= What you have to do =
Search term "icon": copy each line of the data containing it.

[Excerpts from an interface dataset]
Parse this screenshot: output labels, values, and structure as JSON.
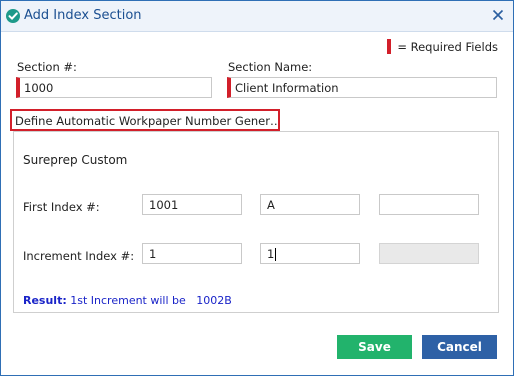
{
  "dialog": {
    "title": "Add Index Section",
    "logo_icon": "checkmark-shield-icon",
    "close_icon": "close-icon"
  },
  "legend": {
    "required_text": "= Required Fields"
  },
  "form": {
    "section_number_label": "Section #:",
    "section_number_value": "1000",
    "section_name_label": "Section Name:",
    "section_name_value": "Client Information"
  },
  "auto_number": {
    "header": "Define Automatic Workpaper Number Gener…",
    "preset_name": "Sureprep Custom",
    "first_index_label": "First Index #:",
    "first_index_values": [
      "1001",
      "A",
      ""
    ],
    "increment_label": "Increment Index #:",
    "increment_values": [
      "1",
      "1",
      ""
    ],
    "result_label": "Result:",
    "result_text": "1st Increment will be",
    "result_value": "1002B"
  },
  "buttons": {
    "save": "Save",
    "cancel": "Cancel"
  },
  "colors": {
    "required": "#d21f2a",
    "save": "#22b36c",
    "cancel": "#2e61a6",
    "result": "#1a24c8"
  }
}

= Completed task =
    "logo_icon": "checkmark-shield-icon",
    "close_icon": "close-icon"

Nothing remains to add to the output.